The sixteen people whose stories are told here are a variety of Jews, including some who came from secularized, liberal or even atheistic backgrounds, while others came from Orthodox Judaism. Some were well trained Jews, others unschooled in Judaism; some rich and wildly successful, others down and out. But their common link was they all had a profound longing for God that gave them no peace until they found God Himself in the Catholic Church.

Some of these converts are famous people like Edith Stein, Alphonse Ratisbonne, Karl Stern, and Rabbi Zolli, while others are less well known, but all have powerful stories of life-changing spiritual transformations.

"Roy Schoeman's work, Honey from the Rock illuminates the essential link between the Jewish faith and Catholicism through the lives of those who were born into the Jewish faith and have come to know the fulfillment of their faith in Christ and His Catholic Church. I recommend Honey from the Rock to anyone who desires to understand the revealed faith of the God of Abraham, Isaac and Jacob, which is fulfilled in Jesus Christ and His Mystical Body, the Church.
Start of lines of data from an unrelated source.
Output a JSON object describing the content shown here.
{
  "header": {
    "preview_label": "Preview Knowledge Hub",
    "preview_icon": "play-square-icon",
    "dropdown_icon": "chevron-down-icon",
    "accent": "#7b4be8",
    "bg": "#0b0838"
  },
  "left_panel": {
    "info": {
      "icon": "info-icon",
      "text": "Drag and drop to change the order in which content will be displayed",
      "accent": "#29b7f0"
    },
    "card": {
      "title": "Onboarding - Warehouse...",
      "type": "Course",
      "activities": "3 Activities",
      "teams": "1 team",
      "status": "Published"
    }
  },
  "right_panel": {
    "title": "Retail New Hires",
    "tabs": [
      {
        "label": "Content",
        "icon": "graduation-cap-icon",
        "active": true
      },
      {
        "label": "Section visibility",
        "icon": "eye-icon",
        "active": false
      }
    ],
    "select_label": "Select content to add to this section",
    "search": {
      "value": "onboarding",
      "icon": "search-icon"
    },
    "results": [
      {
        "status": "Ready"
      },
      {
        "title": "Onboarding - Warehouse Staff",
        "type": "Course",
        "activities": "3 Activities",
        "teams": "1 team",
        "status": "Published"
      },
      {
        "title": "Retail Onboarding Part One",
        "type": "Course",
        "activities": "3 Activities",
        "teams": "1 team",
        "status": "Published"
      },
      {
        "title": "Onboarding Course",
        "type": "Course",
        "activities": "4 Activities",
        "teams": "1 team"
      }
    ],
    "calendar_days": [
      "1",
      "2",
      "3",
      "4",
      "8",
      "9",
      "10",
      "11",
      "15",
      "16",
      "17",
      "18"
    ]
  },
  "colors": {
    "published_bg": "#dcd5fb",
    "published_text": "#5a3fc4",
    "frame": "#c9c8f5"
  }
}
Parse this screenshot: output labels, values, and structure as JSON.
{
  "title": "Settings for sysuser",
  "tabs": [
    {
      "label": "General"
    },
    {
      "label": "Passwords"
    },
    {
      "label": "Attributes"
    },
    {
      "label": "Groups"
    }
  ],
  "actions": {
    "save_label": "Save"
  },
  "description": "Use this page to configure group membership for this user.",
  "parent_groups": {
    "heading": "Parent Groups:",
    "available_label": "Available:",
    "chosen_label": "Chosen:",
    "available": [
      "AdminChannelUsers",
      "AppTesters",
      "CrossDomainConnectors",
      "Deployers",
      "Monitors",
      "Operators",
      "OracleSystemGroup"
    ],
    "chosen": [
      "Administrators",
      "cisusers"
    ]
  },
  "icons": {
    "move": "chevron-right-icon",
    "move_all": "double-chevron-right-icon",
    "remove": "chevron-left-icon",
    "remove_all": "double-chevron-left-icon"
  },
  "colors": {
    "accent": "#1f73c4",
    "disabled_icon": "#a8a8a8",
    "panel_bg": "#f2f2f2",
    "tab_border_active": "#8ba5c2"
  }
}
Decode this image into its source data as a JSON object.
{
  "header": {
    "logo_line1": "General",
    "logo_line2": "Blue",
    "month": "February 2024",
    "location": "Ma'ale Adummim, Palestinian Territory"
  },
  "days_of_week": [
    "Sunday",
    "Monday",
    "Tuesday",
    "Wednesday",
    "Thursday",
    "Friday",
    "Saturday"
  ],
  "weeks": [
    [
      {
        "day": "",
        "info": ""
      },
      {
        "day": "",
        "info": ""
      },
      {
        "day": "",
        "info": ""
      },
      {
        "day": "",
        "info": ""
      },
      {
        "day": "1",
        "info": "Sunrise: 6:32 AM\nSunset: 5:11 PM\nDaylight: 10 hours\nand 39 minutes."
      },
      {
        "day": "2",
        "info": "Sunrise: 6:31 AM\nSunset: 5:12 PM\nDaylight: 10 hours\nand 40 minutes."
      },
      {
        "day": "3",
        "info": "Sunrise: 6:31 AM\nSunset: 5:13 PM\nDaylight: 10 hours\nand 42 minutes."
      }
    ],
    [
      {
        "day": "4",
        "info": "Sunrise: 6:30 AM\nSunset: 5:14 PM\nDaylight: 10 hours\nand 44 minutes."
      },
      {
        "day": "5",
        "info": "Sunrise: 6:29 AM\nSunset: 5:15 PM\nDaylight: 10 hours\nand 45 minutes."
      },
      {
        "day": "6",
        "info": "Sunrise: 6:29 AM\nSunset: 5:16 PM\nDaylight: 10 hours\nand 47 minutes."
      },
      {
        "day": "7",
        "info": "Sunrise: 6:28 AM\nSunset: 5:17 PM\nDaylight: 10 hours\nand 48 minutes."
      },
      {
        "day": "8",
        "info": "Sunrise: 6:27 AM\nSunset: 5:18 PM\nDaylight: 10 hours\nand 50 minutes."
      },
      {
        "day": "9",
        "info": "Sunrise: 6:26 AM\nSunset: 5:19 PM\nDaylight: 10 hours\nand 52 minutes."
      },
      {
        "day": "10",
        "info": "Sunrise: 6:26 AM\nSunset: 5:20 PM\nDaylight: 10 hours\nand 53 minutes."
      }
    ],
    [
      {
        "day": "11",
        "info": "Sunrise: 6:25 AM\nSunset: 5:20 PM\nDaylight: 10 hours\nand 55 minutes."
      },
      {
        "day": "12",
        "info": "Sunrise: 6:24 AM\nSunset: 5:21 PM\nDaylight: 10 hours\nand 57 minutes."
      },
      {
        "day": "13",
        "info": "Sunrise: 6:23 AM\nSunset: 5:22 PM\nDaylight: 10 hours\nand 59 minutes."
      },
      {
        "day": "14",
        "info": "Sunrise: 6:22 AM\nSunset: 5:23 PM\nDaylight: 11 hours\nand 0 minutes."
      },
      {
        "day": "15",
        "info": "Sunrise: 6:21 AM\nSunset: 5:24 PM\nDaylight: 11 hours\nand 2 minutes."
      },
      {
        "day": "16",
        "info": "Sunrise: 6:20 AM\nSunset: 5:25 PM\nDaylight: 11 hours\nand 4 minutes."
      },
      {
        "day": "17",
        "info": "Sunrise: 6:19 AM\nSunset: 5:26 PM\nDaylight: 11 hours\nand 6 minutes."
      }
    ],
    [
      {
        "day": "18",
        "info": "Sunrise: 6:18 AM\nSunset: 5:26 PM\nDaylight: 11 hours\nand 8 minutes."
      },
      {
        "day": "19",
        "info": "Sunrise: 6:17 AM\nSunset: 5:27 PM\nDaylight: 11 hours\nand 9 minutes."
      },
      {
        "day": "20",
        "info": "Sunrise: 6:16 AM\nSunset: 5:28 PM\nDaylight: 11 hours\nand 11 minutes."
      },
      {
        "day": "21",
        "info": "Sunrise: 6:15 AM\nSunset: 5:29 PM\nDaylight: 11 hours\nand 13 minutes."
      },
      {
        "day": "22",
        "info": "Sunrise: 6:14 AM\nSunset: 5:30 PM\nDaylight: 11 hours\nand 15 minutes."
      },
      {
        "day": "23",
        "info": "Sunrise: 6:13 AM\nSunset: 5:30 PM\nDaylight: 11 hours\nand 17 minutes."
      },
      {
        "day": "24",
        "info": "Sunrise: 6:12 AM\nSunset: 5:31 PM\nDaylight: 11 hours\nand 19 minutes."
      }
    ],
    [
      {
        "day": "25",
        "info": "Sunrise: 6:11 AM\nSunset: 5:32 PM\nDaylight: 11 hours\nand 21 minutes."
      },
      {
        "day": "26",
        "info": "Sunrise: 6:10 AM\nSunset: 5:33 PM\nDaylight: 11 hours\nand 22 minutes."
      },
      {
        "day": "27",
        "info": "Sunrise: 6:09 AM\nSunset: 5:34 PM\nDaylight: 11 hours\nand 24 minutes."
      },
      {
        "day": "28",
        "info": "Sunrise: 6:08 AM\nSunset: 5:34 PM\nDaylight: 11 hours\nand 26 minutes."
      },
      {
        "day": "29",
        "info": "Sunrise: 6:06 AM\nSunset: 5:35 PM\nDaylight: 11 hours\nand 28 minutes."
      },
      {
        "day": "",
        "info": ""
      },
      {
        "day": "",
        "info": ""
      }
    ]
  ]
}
Honey from the Rock illustrates in a most concrete way the truth expounded so well by Roy Schoeman in his earlier work, Salvation is from the Jews, which I also wholeheartedly recommend." -- Raymond L. Burke, Archbishop of Saint Louis
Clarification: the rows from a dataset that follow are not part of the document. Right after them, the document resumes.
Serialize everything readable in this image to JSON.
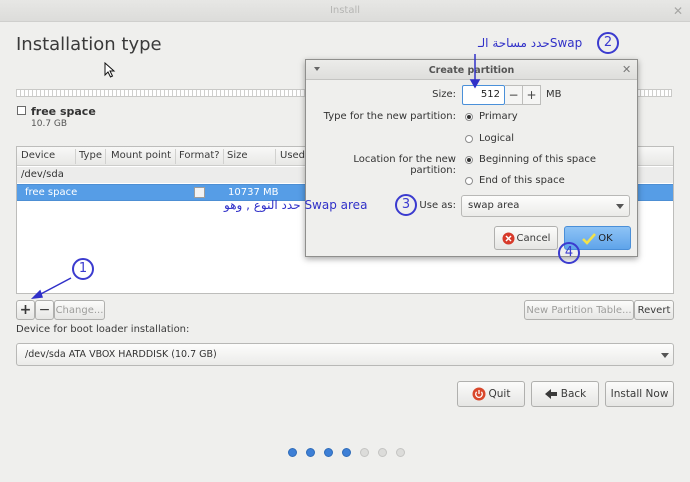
{
  "window": {
    "title": "Install",
    "close_glyph": "✕"
  },
  "page_title": "Installation type",
  "partition_legend": {
    "name": "free space",
    "size": "10.7 GB"
  },
  "table": {
    "columns": [
      "Device",
      "Type",
      "Mount point",
      "Format?",
      "Size",
      "Used"
    ],
    "device_row": "/dev/sda",
    "selected_row": {
      "device": "free space",
      "size": "10737 MB",
      "format_checked": false
    }
  },
  "toolbar": {
    "add": "+",
    "remove": "−",
    "change": "Change...",
    "new_table": "New Partition Table...",
    "revert": "Revert"
  },
  "boot": {
    "label": "Device for boot loader installation:",
    "selected": "/dev/sda  ATA VBOX HARDDISK (10.7 GB)"
  },
  "nav": {
    "quit": "Quit",
    "back": "Back",
    "install": "Install Now"
  },
  "progress": {
    "total": 7,
    "completed": 4,
    "active_color": "#3d7fd6",
    "inactive_color": "#dcdcda"
  },
  "dialog": {
    "title": "Create partition",
    "size_label": "Size:",
    "size_value": "512",
    "size_unit": "MB",
    "type_label": "Type for the new partition:",
    "type_options": [
      "Primary",
      "Logical"
    ],
    "type_selected": "Primary",
    "location_label": "Location for the new partition:",
    "location_options": [
      "Beginning of this space",
      "End of this space"
    ],
    "location_selected": "Beginning of this space",
    "useas_label": "Use as:",
    "useas_value": "swap area",
    "cancel": "Cancel",
    "ok": "OK"
  },
  "annotations": {
    "badge1": "1",
    "badge2": "2",
    "badge3": "3",
    "badge4": "4",
    "note2": "حدد مساحة الـSwap",
    "note3": "حدد النوع , وهو Swap area",
    "color": "#3030c8"
  }
}
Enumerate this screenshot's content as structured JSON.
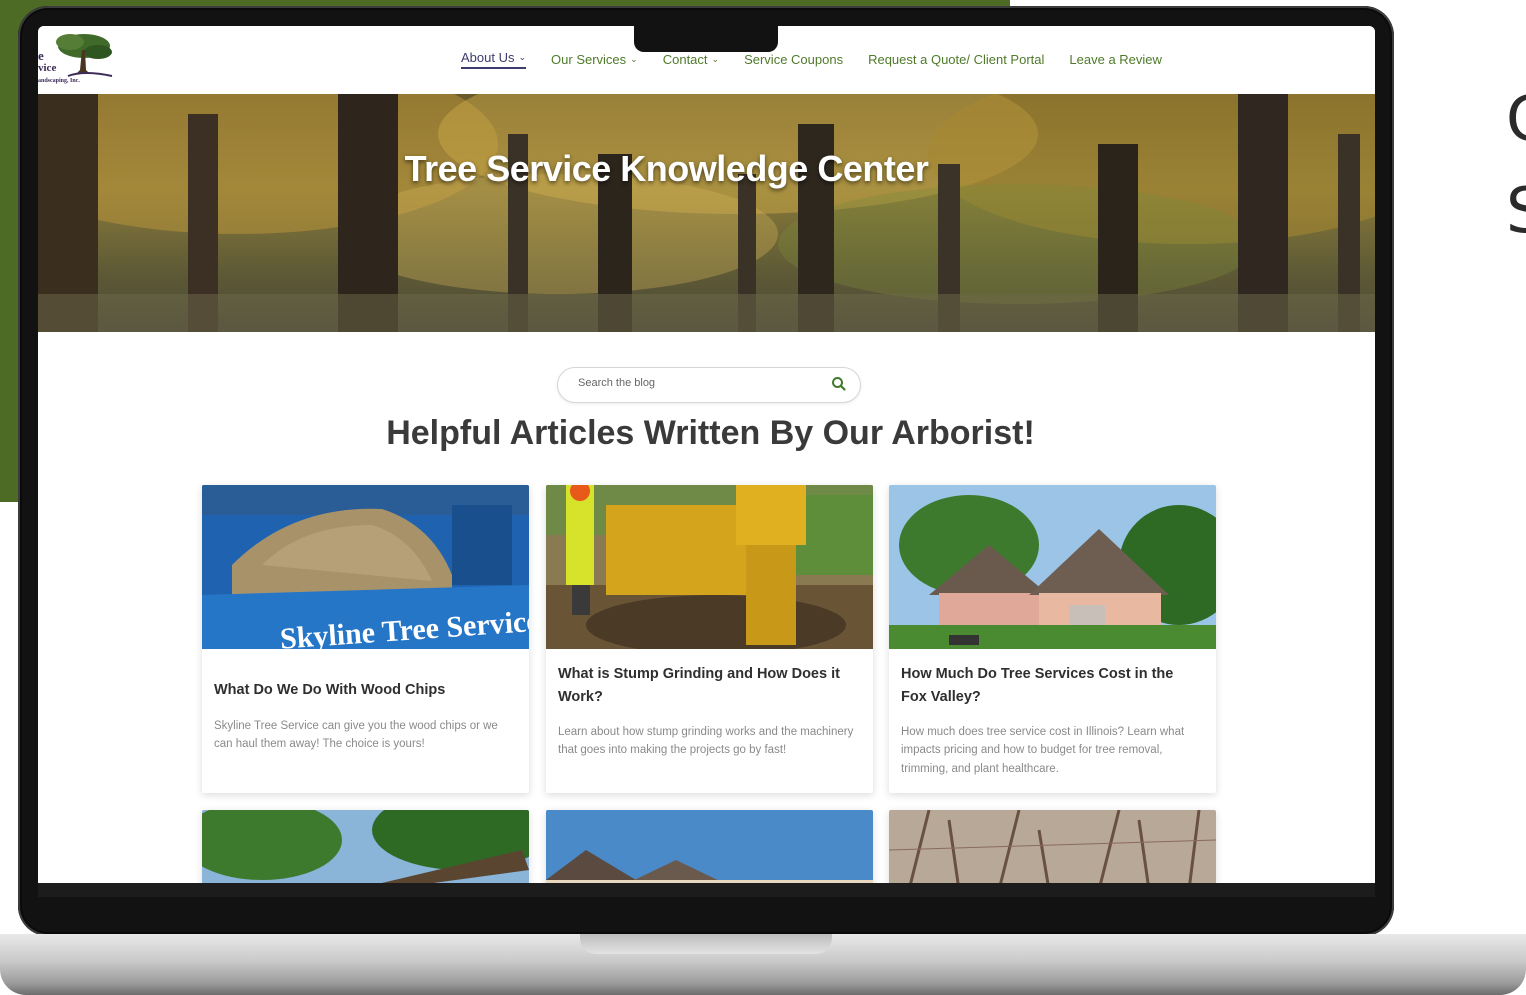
{
  "side_text": {
    "line1": "C",
    "line2": "S"
  },
  "logo": {
    "line1": "e",
    "line2": "vice",
    "line3": "andscaping, Inc."
  },
  "nav": [
    {
      "label": "About Us",
      "dropdown": true,
      "active": true
    },
    {
      "label": "Our Services",
      "dropdown": true
    },
    {
      "label": "Contact",
      "dropdown": true
    },
    {
      "label": "Service Coupons"
    },
    {
      "label": "Request a Quote/ Client Portal"
    },
    {
      "label": "Leave a Review"
    }
  ],
  "hero": {
    "title": "Tree Service Knowledge Center"
  },
  "search": {
    "placeholder": "Search the blog"
  },
  "section": {
    "title": "Helpful Articles Written By Our Arborist!"
  },
  "cards": [
    {
      "title": "What Do We Do With Wood Chips",
      "excerpt": "Skyline Tree Service can give you the wood chips or we can haul them away! The choice is yours!",
      "image_text": "Skyline Tree Service"
    },
    {
      "title": "What is Stump Grinding and How Does it Work?",
      "excerpt": "Learn about how stump grinding works and the machinery that goes into making the projects go by fast!"
    },
    {
      "title": "How Much Do Tree Services Cost in the Fox Valley?",
      "excerpt": "How much does tree service cost in Illinois? Learn what impacts pricing and how to budget for tree removal, trimming, and plant healthcare."
    }
  ],
  "colors": {
    "brand_green": "#4e6b26",
    "nav_green": "#4f7a2a",
    "nav_active": "#3c3c6e",
    "heading": "#3a3a3a"
  }
}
"This is a gripping book sketching powerfully the Jewish metaphysical restlessness that nothing can satisfy until they taste Honey from the Divine Rock and recognize in Christ the King of the Jews and the Roman Catholic church as fulfillment of Judaism. This book is a constellation made up of sixteen sons and daughters of Israel for whom overwhelming talents, wordly success, money, pleasure brought nothing but despair. Each one of them had its own path; but what is striking is the role played by the Holy Virgin and the holy hunger for the Eucharist in some of the most amazing conversions. This book will bring joy to its readers and rekindle their hope in the power of God's grace at a time when the ship of Holy Church is battered by the waves of secularism, relativism, infidelity and betrayal." -- Alice von Hildebrand



Related IgnatiusInsight.com Links/Articles:
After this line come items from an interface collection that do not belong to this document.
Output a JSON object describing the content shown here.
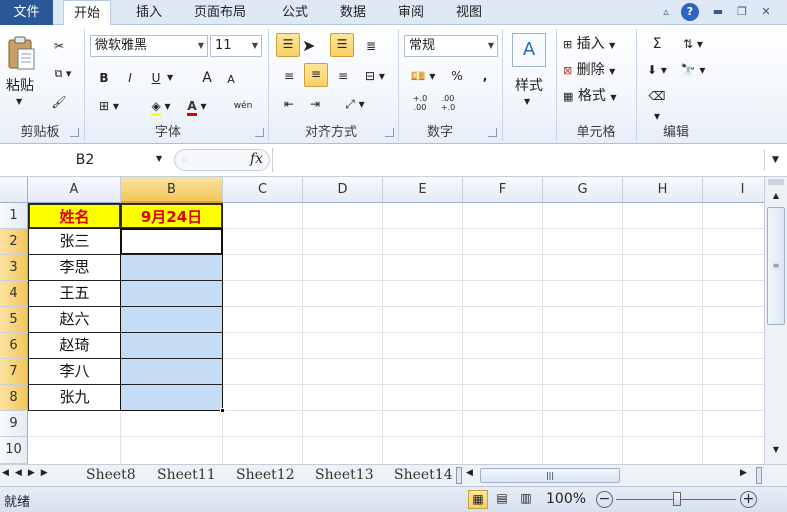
{
  "menu": {
    "file": "文件",
    "tabs": [
      "开始",
      "插入",
      "页面布局",
      "公式",
      "数据",
      "审阅",
      "视图"
    ]
  },
  "ribbon": {
    "clipboard": {
      "paste": "粘贴",
      "label": "剪贴板"
    },
    "font": {
      "name": "微软雅黑",
      "size": "11",
      "label": "字体",
      "bold": "B",
      "italic": "I",
      "underline": "U",
      "grow": "A",
      "shrink": "A",
      "wen": "wén"
    },
    "alignment": {
      "label": "对齐方式"
    },
    "number": {
      "format": "常规",
      "percent": "%",
      "comma": ",",
      "inc": "+.0\n.00",
      "dec": ".00\n+.0",
      "label": "数字"
    },
    "styles": {
      "label": "样式"
    },
    "cells": {
      "insert": "插入",
      "delete": "删除",
      "format": "格式",
      "label": "单元格"
    },
    "editing": {
      "sigma": "Σ",
      "label": "编辑"
    }
  },
  "formula_bar": {
    "name_box": "B2",
    "fx": "fx",
    "value": ""
  },
  "sheet": {
    "columns": [
      "A",
      "B",
      "C",
      "D",
      "E",
      "F",
      "G",
      "H",
      "I"
    ],
    "rows": [
      "1",
      "2",
      "3",
      "4",
      "5",
      "6",
      "7",
      "8",
      "9",
      "10"
    ],
    "header_a": "姓名",
    "header_b": "9月24日",
    "names": [
      "张三",
      "李思",
      "王五",
      "赵六",
      "赵琦",
      "李八",
      "张九"
    ],
    "header_bg": "#ffff00",
    "header_color": "#e00000",
    "selection_color": "#c6dcf5"
  },
  "sheet_tabs": [
    "Sheet8",
    "Sheet11",
    "Sheet12",
    "Sheet13",
    "Sheet14"
  ],
  "status": {
    "ready": "就绪",
    "zoom": "100%"
  }
}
Judaism Fulfilled | An Interview with Roy H. Schoeman
The Jews and the Second Coming | Roy H. Schoeman
Eugenio Zolli's Path to Rome | Stephen Sparrow



Roy H. Schoeman, was born in a suburb of New York City of “Conservative" Jewish parents who had fled Nazi Germany.  His Jewish education and formation was received under some of the most prominent Rabbis in contemporary American Jewry, including Rabbi Arthur Hertzberg, probably the foremost Conservative Rabbi in the U.S. and his hometown Rabbi growing up;  Rabbi Arthur Green, later the head of the Reconstructionist Rabbinical College who was his religion teacher and mentor during high school and early college; and Rabbi Shlomo Carlebach, a prominent Hasidic Rabbi with whom he lived in Israel for several months.

His secular education included a B.Sc. from M.I.T. and an M.B.A. magna cum laude from Harvard Business School. Midway through a career of teaching and consulting (he had been appointed to the faculty of the Harvard Business School) he experienced an unexpected and instantaneous conversion to Christianity which led to a dramatic refocus of his activities. Since then he has pursued theological studies at several seminaries, written the acclaimed book Salvation Is From the Jews, helped produce and host a Catholic Television talk show, and edited and written for several Catholic books and reviews. His website is www.SalvationIsFromTheJews.com.



If you'd like to receive the FREE IgnatiusInsight.com e-letter (about every 1 to 2 weeks), which includes regular updates about IgnatiusInsight.com articles, reviews, excerpts, and author appearances, please click here to sign-up today!








   




www.ignatiusinsight.com
World Wide Web






















 
IgnatiusInsight.com

Place your order toll-free at 1-800-651-1531

Ignatius Press | P.O. Box 1339 | Ft. Collins, CO 80522
Web design under direction of Ignatius Press.
Send your comments or web problems to:

Copyright 2013 by Ignatius Press

IgnatiusInsight.com catholic blog books insight scoop weblog ignatius